Human lives underpin crime stats
tHE POLICE mINIStRy is boosting efforts to ensure that the National Development Plan’s vision for a safer South Africa is realised.
Police Minister Fikile Mbalula has vowed to deal with violent criminals. When he recently released the crime statistics for the 2016/17 financial year to the Portfolio Committee on Police, he said that murder and robbery remain stubbornly high despite a decrease over the past decade in serious community-reported crimes.
Every year, the police minister releases statistics to assess crime patterns in the country. They are also used to help strengthen crime- prevention operations.
The statistics measure 21 serious crimes. Seventeen are reported by the community and the other four are detected as a result of police-initiated operations. These include: possession of firearms and ammunition,
driving under the influence
of alcohol or drugs, dealing in drugs.
“We have no time to waste time. Crime is delivering terror and grave harm to our people and the economy,” he said.
Minister Mbalula sent a stern warning to gang lords and violent criminals, saying their exploits will be matched with a
proportional response to the nature of the violence they dish out.
He said that while community-reported serious crimes continually decreased during the last half of the 10-year period under consideration (2007/08 to 2016/17), the contact crime figures dropped initially during the first half of the 10-year period, but had increased over the last three years.
Despite the 1.8 percent decrease in community-reported serious crimes, individual categories such as murder and robbery with aggravating circumstances have tended to reflect an upward trend over the past four financial years.

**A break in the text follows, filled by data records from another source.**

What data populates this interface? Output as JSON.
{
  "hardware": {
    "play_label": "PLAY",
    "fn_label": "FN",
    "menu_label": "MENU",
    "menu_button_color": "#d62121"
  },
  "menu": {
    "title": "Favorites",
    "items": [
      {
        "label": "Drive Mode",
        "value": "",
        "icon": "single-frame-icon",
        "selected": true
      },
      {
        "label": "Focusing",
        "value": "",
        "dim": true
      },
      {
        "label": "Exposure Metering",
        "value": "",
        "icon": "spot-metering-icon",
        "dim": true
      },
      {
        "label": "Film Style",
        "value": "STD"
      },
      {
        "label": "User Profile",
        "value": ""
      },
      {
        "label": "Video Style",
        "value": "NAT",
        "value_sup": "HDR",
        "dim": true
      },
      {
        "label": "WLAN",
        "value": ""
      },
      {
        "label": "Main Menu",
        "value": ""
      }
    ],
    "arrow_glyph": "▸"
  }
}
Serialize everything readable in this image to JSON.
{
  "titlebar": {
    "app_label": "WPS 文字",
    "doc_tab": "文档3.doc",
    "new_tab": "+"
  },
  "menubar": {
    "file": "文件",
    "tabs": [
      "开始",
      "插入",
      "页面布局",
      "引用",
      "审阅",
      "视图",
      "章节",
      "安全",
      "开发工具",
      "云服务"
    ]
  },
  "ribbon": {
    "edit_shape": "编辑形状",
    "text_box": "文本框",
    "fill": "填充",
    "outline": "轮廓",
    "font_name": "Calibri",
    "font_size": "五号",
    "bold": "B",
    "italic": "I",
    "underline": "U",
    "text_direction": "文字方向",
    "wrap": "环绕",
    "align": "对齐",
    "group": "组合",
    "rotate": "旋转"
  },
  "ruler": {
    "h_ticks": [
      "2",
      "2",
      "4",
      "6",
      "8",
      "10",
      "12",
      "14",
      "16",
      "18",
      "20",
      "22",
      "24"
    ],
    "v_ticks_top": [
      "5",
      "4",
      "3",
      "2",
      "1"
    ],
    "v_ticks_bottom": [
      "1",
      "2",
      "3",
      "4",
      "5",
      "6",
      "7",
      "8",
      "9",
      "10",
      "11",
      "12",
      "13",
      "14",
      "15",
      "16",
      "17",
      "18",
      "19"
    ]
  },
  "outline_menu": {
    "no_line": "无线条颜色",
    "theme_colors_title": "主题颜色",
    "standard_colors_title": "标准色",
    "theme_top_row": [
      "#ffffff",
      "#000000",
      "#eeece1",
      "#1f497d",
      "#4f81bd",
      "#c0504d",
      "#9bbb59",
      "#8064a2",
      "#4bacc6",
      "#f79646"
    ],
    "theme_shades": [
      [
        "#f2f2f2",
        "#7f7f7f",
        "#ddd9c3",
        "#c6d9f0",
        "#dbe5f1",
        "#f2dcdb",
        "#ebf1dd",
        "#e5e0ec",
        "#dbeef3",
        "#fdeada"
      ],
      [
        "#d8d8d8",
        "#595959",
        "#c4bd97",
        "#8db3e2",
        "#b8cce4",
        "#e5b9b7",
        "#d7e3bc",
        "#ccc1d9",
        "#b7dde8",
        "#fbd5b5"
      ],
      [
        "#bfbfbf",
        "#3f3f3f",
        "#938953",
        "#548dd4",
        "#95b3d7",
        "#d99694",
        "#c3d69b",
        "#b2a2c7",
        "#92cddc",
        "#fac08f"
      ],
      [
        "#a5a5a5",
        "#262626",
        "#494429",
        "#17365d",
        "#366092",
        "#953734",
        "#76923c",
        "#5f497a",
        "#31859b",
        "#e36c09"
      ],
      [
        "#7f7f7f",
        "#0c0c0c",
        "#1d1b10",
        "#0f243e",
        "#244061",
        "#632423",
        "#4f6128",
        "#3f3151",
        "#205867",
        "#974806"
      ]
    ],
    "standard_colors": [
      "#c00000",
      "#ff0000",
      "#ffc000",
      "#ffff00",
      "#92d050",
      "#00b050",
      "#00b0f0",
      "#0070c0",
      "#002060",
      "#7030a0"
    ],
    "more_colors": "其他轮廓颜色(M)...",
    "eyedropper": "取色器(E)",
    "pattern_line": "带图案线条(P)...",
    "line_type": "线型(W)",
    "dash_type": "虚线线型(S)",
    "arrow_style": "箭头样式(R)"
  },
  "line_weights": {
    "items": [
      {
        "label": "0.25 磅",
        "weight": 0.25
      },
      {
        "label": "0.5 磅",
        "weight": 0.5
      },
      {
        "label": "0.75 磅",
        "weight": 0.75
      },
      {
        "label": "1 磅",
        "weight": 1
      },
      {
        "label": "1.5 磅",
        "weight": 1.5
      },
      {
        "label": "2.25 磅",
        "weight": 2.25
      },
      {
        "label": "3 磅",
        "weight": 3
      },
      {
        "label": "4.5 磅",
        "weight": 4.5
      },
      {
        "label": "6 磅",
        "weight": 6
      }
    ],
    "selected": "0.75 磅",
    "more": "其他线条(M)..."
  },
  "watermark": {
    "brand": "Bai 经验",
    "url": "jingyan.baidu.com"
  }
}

Minister Mbalula said the SA Police Service has entered into a partnership with Statistics South Africa to give statistics more integrity.
“We simply cannot fight against an enemy we do not understand. We get to understand the patterns, the occurrences and types of crimes through the statistics so that we may plan accordingly," he said. The integrity of crime statistics is very important and the public must trust that no clever accounting has been done.”
However the minister said figures should not only be taken as raw data as they represent “human lives and human emotions”. “Crime involves high emotions. We must not see statistics purely as numbers. Behind the numbers are real feelings, real lives, real harm, real losses, hurt and feelings of [being unsafe].
“These statistics represent the memory of that gruesome rape or murder, the fearful home invasion. People are losing their children to heinous crimes and drug dens. Our people have no-go areas due to criminality. I acknowledge that our people live under siege from crime,” he said.
Murder on the rise
Meanwhile the police’s head of statistics, Lieutenant-General Norman Sekhukhune, said despite a decrease in community-reported crimes, murder remained a challenge.
Murder was up by 1.8 percent during the 2016/17 financial year compared to an increase of 4.9 percent in the previous year.
He said sexual offences were down by 4.3 percent when compared to 2015/16 (-3.2 percent). Attempted murder went up by 0.4 percent in the current financial year, while assault with intent to do grievous bodily harm went down by 6.7 percent. Aggravated robbery went up by 6.4 percent while assault and robbery went down by 5.2 percent and 1.3 percent respectively.